Both public and private sector actors must consider the "cost of compliance," or rather, the balance between a country-defined acceptable level of safety and the necessary cost of achieving it. This means identifying areas that contribute to overall risk and focusing heavy investments in these places. Finally, Falck-Zepeda posed the overall question of "How will developing countries deal with biotechnology research and development and will biosafety regulations effect the research and development of crop of critical importance to Brazil's poor.
Dr. José Geraldo Eugênio de França discussed the meaning of research and development, coupled with agribusiness, in Brazil. As director of EMBRAPA, the largest agricultural research organization in Brazil (encompassing over 58 affiliated centers across the country), he has overseen the development of GM soybeans and their integration into the agricultural economy. Agribusiness is the driving force behind Brazil's economy with soybeans as the main agricultural export. Working within this context, EMBRAPA has taken on the task of both regulating and promoting the use of genetically modified soybean varieties. One of their primary responsibilities is the containment of soybean cultivation, which began in southern Brazil ands is now pounding at the doors of the nation's environmental treasure, the Amazon Rainforest.
According to Dr. Eugênio, increased production of soybeans does not justify their cultivation in Amazonian soil. The rapid spread of the crop up to this point has mainly been due to the evolution of its presence in Brazil. Most GM herbicide resistant soybean seeds were smuggled into the country, allowing unregulated proliferation of the crop. In the next cycle of the evolution, EMBRAPA and GM seed manufacturer Monsanto came together to produce a variety of soybean within Brazil's borders. Currently, in what has been labeled the generation of "conventional breeding," the soybean is being produced in adherence with the new biosafety regulations and in a more symbiotic relationship with Brazil's environment.
The introduction of GM soybeans and its technology into Brazilian agribusiness has enforced collaboration between the public and private sectors—as well as national and international companies—in the development of a GM soybean adapted specifically to the Brazilian environment. It has also led to collaboration between Brazilian institutions and Biotechnology companies, a reduction in soybean production costs, and the negotiation of a new Biosafety law. However, as Paarlberg pointed out, Eugênio pointed out that GM soybeans initially produced negative effects, such as the agribusiness' dependence on a technology controlled by only a few companies and the destructive environmental footprint of the early "smuggled seeds." While the government has succeeded in passing newer and stricter safety laws—which stimulate scientific advance as well enforce protection and precaution—the country itself has not invested in the type of crops that will help solve environmental limitations, such as drought and high temperatures.
In the discussion portion of the talk, Professor Paarlberg noted that while the cultivation of soybeans is not directly threatening to the Amazon, the expansion of agribusiness does lead to the displacement of smaller actors who in turn often move to the Amazon and engage in environmentally destructive behavior as they try to recreate their agricultural livelihood.
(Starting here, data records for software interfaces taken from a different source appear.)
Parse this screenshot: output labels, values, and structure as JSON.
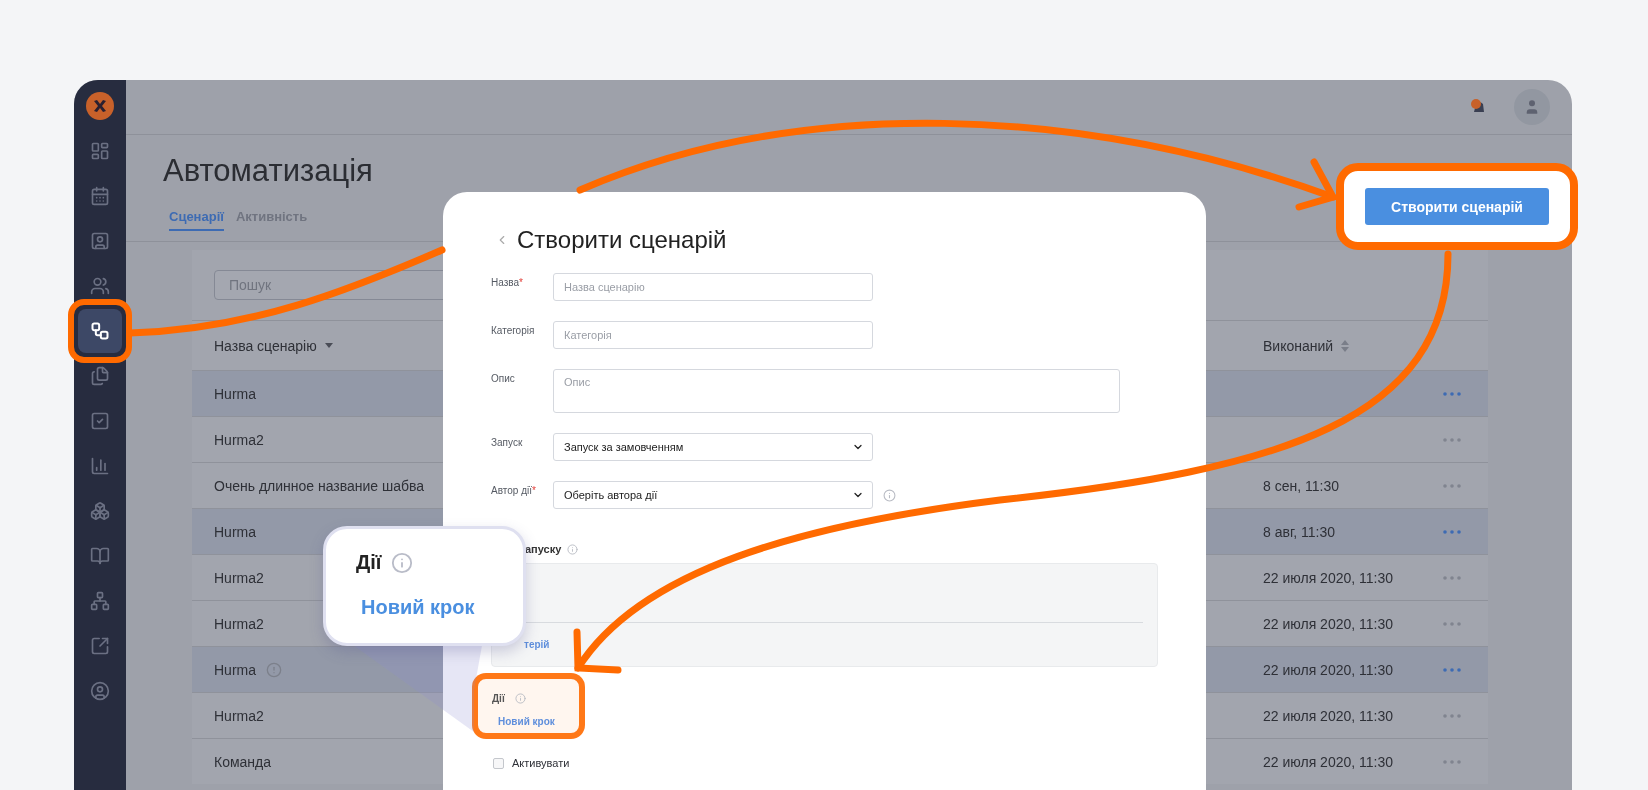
{
  "sidebar": {
    "items": [
      {
        "selected": false
      },
      {
        "selected": false
      },
      {
        "selected": false
      },
      {
        "selected": false
      },
      {
        "selected": true
      },
      {
        "selected": false
      },
      {
        "selected": false
      },
      {
        "selected": false
      },
      {
        "selected": false
      },
      {
        "selected": false
      },
      {
        "selected": false
      },
      {
        "selected": false
      },
      {
        "selected": false
      }
    ]
  },
  "page": {
    "title": "Автоматизація",
    "tabs": [
      {
        "label": "Сценарії",
        "selected": true
      },
      {
        "label": "Активність",
        "selected": false
      }
    ],
    "create_button": "Створити сценарій"
  },
  "table": {
    "search": {
      "placeholder": "Пошук"
    },
    "columns": [
      "Назва сценарію",
      "Виконаний"
    ],
    "rows": [
      {
        "name": "Hurma",
        "highlighted": true,
        "warning": false
      },
      {
        "name": "Hurma2",
        "highlighted": false,
        "warning": false
      },
      {
        "name": "Очень длинное название шабва",
        "executed": "8 сен, 11:30",
        "highlighted": false,
        "warning": false
      },
      {
        "name": "Hurma",
        "executed": "8 авг, 11:30",
        "highlighted": true,
        "warning": false
      },
      {
        "name": "Hurma2",
        "executed": "22 июля 2020, 11:30",
        "highlighted": false,
        "warning": false
      },
      {
        "name": "Hurma2",
        "executed": "22 июля 2020, 11:30",
        "highlighted": false,
        "warning": false
      },
      {
        "name": "Hurma",
        "executed": "22 июля 2020, 11:30",
        "highlighted": true,
        "warning": true
      },
      {
        "name": "Hurma2",
        "executed": "22 июля 2020, 11:30",
        "highlighted": false,
        "warning": false
      },
      {
        "name": "Команда",
        "executed": "22 июля 2020, 11:30",
        "highlighted": false,
        "warning": false
      }
    ]
  },
  "modal": {
    "title": "Створити сценарій",
    "fields": [
      {
        "kind": "input",
        "label": "Назва",
        "required_mark": "*",
        "placeholder": "Назва сценарію",
        "info": false
      },
      {
        "kind": "input",
        "label": "Категорія",
        "placeholder": "Категорія",
        "info": false
      },
      {
        "kind": "textarea",
        "label": "Опис",
        "placeholder": "Опис",
        "info": false
      },
      {
        "kind": "select",
        "label": "Запуск",
        "value": "Запуск за замовченням",
        "info": false
      },
      {
        "kind": "select",
        "label": "Автор дії",
        "required_mark": "*",
        "value": "Оберіть автора дії",
        "info": true
      }
    ],
    "trigger": {
      "label": "апуску",
      "link": "терій"
    },
    "actions": {
      "label": "Дії",
      "link": "Новий крок"
    },
    "activate": {
      "label": "Активувати",
      "checked": false
    }
  },
  "callout": {
    "label": "Дії",
    "link": "Новий крок"
  }
}
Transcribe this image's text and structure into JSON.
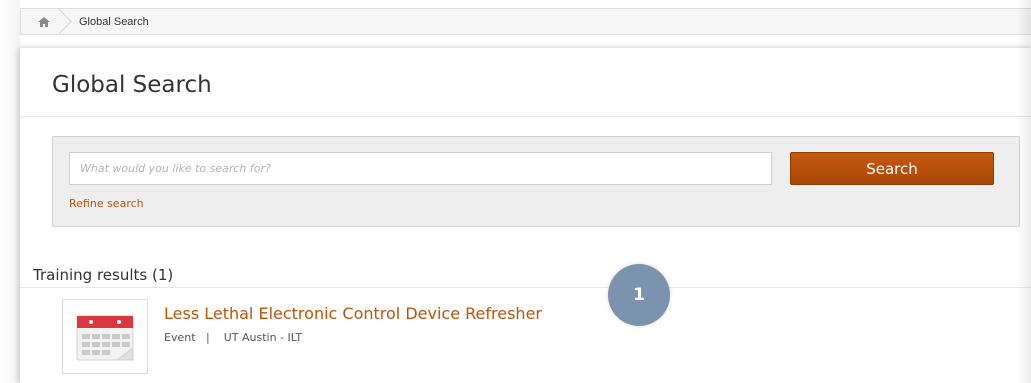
{
  "breadcrumb": {
    "home_icon": "home-icon",
    "current": "Global Search"
  },
  "page": {
    "title": "Global Search"
  },
  "search": {
    "placeholder": "What would you like to search for?",
    "value": "",
    "button_label": "Search",
    "refine_label": "Refine search"
  },
  "results": {
    "heading": "Training results (1)",
    "items": [
      {
        "icon": "calendar-icon",
        "title": "Less Lethal Electronic Control Device Refresher",
        "type": "Event",
        "separator": "|",
        "provider": "UT Austin - ILT"
      }
    ]
  },
  "annotation": {
    "step_number": "1",
    "color": "#7b93ad"
  },
  "colors": {
    "accent": "#b8540c",
    "button": "#b5500a"
  }
}
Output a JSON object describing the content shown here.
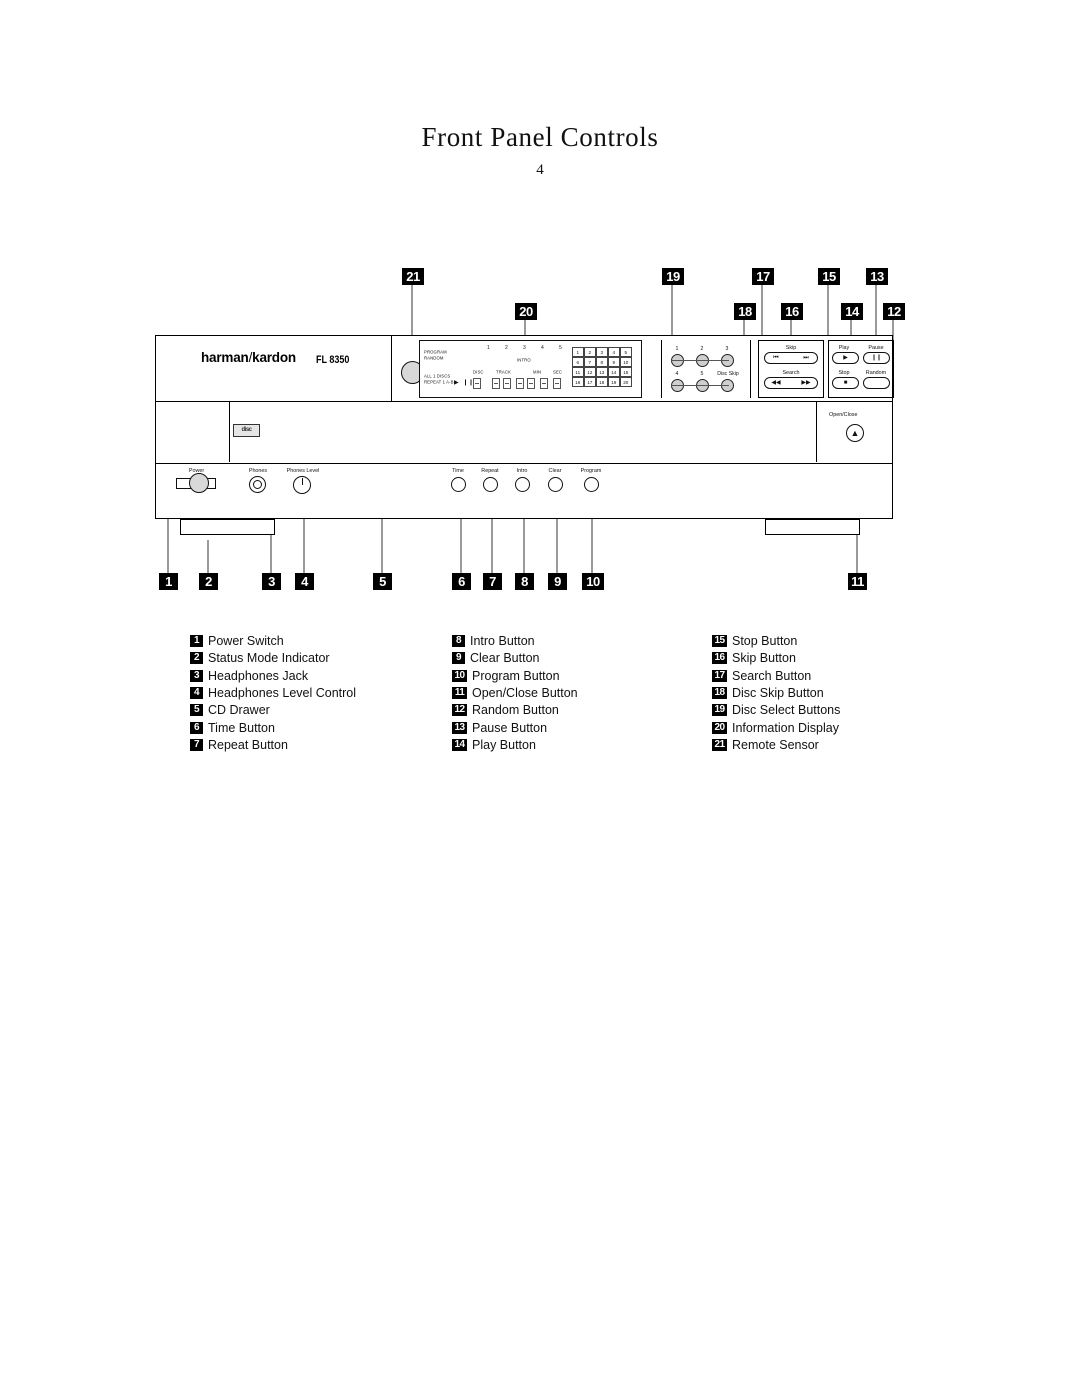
{
  "header": {
    "title": "Front Panel Controls",
    "page_number": "4"
  },
  "device": {
    "brand_left": "harman",
    "brand_slash": "/",
    "brand_right": "kardon",
    "model": "FL 8350",
    "cd_logo": "disc",
    "eject_label": "Open/Close",
    "eject_icon": "▲"
  },
  "display": {
    "program": "PROGRAM",
    "random": "RANDOM",
    "all_discs": "ALL 1 DISCS",
    "repeat": "REPEAT 1 A-B",
    "intro": "INTRO",
    "disc": "DISC",
    "track": "TRACK",
    "min": "MIN",
    "sec": "SEC",
    "play_icon": "▶",
    "pause_icon": "❙❙",
    "disc_indicators": [
      "1",
      "2",
      "3",
      "4",
      "5"
    ],
    "track_numbers": [
      "1",
      "2",
      "3",
      "4",
      "5",
      "6",
      "7",
      "8",
      "9",
      "10",
      "11",
      "12",
      "13",
      "14",
      "15",
      "16",
      "17",
      "18",
      "19",
      "20"
    ]
  },
  "disc_select": {
    "buttons": [
      "1",
      "2",
      "3",
      "4",
      "5"
    ],
    "disc_skip_label": "Disc Skip"
  },
  "transport": {
    "skip_label": "Skip",
    "skip_prev_icon": "⏮",
    "skip_next_icon": "⏭",
    "search_label": "Search",
    "search_back_icon": "◀◀",
    "search_fwd_icon": "▶▶",
    "play_label": "Play",
    "play_icon": "▶",
    "pause_label": "Pause",
    "pause_icon": "❙❙",
    "stop_label": "Stop",
    "stop_icon": "■",
    "random_label": "Random"
  },
  "bottom_controls": {
    "power": "Power",
    "phones": "Phones",
    "phones_level": "Phones Level",
    "time": "Time",
    "repeat": "Repeat",
    "intro": "Intro",
    "clear": "Clear",
    "program": "Program"
  },
  "callouts": {
    "top": [
      "21",
      "20",
      "19",
      "18",
      "17",
      "16",
      "15",
      "14",
      "13",
      "12"
    ],
    "bottom": [
      "1",
      "2",
      "3",
      "4",
      "5",
      "6",
      "7",
      "8",
      "9",
      "10",
      "11"
    ]
  },
  "legend": {
    "column1": [
      {
        "num": "1",
        "label": "Power Switch"
      },
      {
        "num": "2",
        "label": "Status Mode Indicator"
      },
      {
        "num": "3",
        "label": "Headphones Jack"
      },
      {
        "num": "4",
        "label": "Headphones Level Control"
      },
      {
        "num": "5",
        "label": "CD Drawer"
      },
      {
        "num": "6",
        "label": "Time Button"
      },
      {
        "num": "7",
        "label": "Repeat Button"
      }
    ],
    "column2": [
      {
        "num": "8",
        "label": "Intro Button"
      },
      {
        "num": "9",
        "label": "Clear Button"
      },
      {
        "num": "10",
        "label": "Program Button"
      },
      {
        "num": "11",
        "label": "Open/Close Button"
      },
      {
        "num": "12",
        "label": "Random Button"
      },
      {
        "num": "13",
        "label": "Pause Button"
      },
      {
        "num": "14",
        "label": "Play Button"
      }
    ],
    "column3": [
      {
        "num": "15",
        "label": "Stop Button"
      },
      {
        "num": "16",
        "label": "Skip Button"
      },
      {
        "num": "17",
        "label": "Search Button"
      },
      {
        "num": "18",
        "label": "Disc Skip Button"
      },
      {
        "num": "19",
        "label": "Disc Select Buttons"
      },
      {
        "num": "20",
        "label": "Information Display"
      },
      {
        "num": "21",
        "label": "Remote Sensor"
      }
    ]
  }
}
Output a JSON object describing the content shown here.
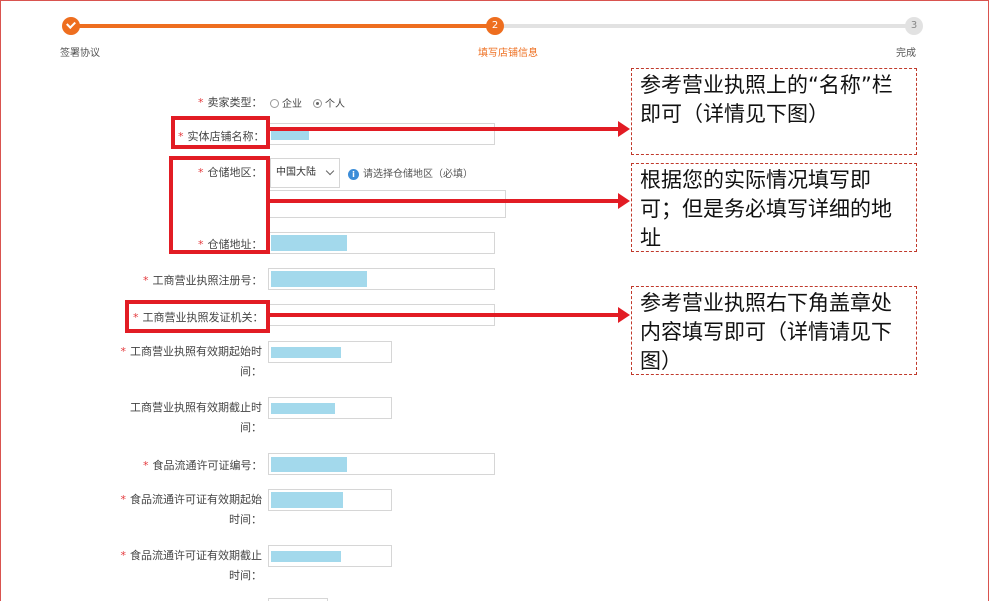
{
  "progress": {
    "steps": [
      {
        "number": "1",
        "label": "签署协议"
      },
      {
        "number": "2",
        "label": "填写店铺信息"
      },
      {
        "number": "3",
        "label": "完成"
      }
    ]
  },
  "form": {
    "seller_type": {
      "label": "卖家类型：",
      "options": [
        "企业",
        "个人"
      ],
      "selected": "个人"
    },
    "store_name": {
      "label": "实体店铺名称："
    },
    "warehouse_region": {
      "label": "仓储地区：",
      "value": "中国大陆",
      "hint": "请选择仓储地区（必填）"
    },
    "warehouse_address": {
      "label": "仓储地址："
    },
    "license_number": {
      "label": "工商营业执照注册号："
    },
    "license_authority": {
      "label": "工商营业执照发证机关："
    },
    "license_start": {
      "label": "工商营业执照有效期起始时间："
    },
    "license_end": {
      "label": "工商营业执照有效期截止时间："
    },
    "food_permit_number": {
      "label": "食品流通许可证编号："
    },
    "food_permit_start": {
      "label": "食品流通许可证有效期起始时间："
    },
    "food_permit_end": {
      "label": "食品流通许可证有效期截止时间："
    }
  },
  "notes": {
    "store_name": "参考营业执照上的“名称”栏即可（详情见下图）",
    "warehouse": "根据您的实际情况填写即可；但是务必填写详细的地址",
    "authority": "参考营业执照右下角盖章处内容填写即可（详情请见下图）"
  },
  "colors": {
    "accent": "#ee6e1f",
    "annotation": "#e21c24",
    "required": "#e4393c"
  }
}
He also echoed Falck-Zepeda's concerns by arguing that soy beans are not a "pro-poor technology" and that in order for Brazil to address poverty, technology for crops like rice, beans, and bananas must be considered alongside increased export earnings.
Written by Daniel Budny.
- Senior Consultant, Pew Initiative on Food and Biotechnology
- Associate Professor of Political Science, Wellesley College
- Research Fellow, International Food Policy Research Institute
- Director, EMBRAPA (Brazilian Ministry of Agriculture)